February 19:  The SEC tells ETI that do Rego must be reinstated, in line with Nigeria’s regulatory laws.
March 1:  Daniel Matjila, ETI’s non-executive board member and chief investment officer of South Africa’s Public Investment Corporation (one of the bank’s shareholders), condemns Tanoh in a letter to the rest of ETI’s board, calling for his contract to be terminated.
March 3:  ETI holds an EGM to "adopt an action plan to implement the recommendations of the Securities and Exchange Commission, Nigeria on governance improvement of the company". 

Among the decisions made, the board was limited to 15 members and no director would be able to serve more than nine years in total.
March 11:  Tanoh is dismissed as CEO and Albert Essien takes over the position. 
September 15:  QNB buys Amcon’s shares in ETI to become the largest shareholder in the pan-African bank with a 23.5% stake.
October 2:  Nedbank acquires 20% shareholding in ETI and Graham Dempster, Nedbank’s COO, is given a position on ETI’s board. 

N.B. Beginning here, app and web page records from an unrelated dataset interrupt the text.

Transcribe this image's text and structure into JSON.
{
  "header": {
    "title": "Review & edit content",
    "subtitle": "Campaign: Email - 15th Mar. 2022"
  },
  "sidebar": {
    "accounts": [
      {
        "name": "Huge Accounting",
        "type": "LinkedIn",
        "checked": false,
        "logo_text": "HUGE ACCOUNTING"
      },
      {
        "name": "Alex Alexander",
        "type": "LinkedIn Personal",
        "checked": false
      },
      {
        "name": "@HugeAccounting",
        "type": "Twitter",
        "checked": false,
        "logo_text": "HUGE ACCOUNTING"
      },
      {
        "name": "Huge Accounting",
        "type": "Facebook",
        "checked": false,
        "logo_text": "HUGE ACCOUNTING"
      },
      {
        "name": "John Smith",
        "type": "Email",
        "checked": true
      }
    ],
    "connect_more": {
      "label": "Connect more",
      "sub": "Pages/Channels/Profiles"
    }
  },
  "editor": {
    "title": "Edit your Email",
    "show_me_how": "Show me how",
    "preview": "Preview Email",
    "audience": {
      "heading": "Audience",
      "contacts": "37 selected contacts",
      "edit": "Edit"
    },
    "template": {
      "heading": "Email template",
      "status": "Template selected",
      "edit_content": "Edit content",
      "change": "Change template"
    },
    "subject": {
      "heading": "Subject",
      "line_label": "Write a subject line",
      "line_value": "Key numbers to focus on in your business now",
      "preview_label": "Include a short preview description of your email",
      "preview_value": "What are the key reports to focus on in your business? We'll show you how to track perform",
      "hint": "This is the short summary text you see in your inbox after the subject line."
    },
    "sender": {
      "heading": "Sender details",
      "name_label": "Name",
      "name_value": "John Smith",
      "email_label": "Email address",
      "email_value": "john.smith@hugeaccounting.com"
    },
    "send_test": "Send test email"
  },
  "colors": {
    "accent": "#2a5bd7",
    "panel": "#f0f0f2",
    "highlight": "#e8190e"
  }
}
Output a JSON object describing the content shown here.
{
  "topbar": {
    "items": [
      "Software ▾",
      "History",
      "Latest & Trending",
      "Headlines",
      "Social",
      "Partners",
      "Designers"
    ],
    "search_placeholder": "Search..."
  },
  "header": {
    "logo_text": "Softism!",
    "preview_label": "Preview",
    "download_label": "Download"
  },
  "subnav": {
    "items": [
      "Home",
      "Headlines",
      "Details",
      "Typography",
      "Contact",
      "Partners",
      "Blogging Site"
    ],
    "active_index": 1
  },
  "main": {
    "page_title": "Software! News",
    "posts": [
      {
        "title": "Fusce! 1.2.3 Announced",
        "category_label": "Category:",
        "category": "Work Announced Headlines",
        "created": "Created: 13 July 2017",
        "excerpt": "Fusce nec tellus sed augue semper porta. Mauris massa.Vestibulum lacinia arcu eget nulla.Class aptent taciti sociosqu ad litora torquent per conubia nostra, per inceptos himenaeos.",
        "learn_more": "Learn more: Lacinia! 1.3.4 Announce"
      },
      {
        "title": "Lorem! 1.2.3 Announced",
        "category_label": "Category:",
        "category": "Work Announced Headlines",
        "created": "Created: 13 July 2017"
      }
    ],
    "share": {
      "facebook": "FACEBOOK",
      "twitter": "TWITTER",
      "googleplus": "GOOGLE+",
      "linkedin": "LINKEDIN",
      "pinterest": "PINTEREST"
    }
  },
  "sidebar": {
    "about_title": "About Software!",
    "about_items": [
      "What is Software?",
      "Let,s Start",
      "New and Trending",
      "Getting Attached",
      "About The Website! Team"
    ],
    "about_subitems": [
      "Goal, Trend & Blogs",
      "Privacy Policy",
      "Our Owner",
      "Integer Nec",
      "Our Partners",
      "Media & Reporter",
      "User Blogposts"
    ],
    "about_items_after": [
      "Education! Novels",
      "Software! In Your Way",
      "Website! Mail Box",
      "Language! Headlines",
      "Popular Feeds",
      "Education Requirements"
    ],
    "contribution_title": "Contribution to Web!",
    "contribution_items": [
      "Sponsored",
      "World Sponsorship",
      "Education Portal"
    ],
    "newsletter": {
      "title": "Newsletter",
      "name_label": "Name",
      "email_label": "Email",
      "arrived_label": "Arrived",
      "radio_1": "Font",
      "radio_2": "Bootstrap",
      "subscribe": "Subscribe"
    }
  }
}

Mike Brown, Nedbank’s CEO, noted that the shareholding "represents an important step in the consolidation and depending of the strategic and technical banking alliance we have with ETI". 

QNB’s stake is diluted to around 19%.
October 7:  In an interview with Euromoney, Smit Crouse, executive head of the Ecobank Nedbank Strategic Business Alliance,  states that Nedbank has no further intentions to increase its shareholding in ETI.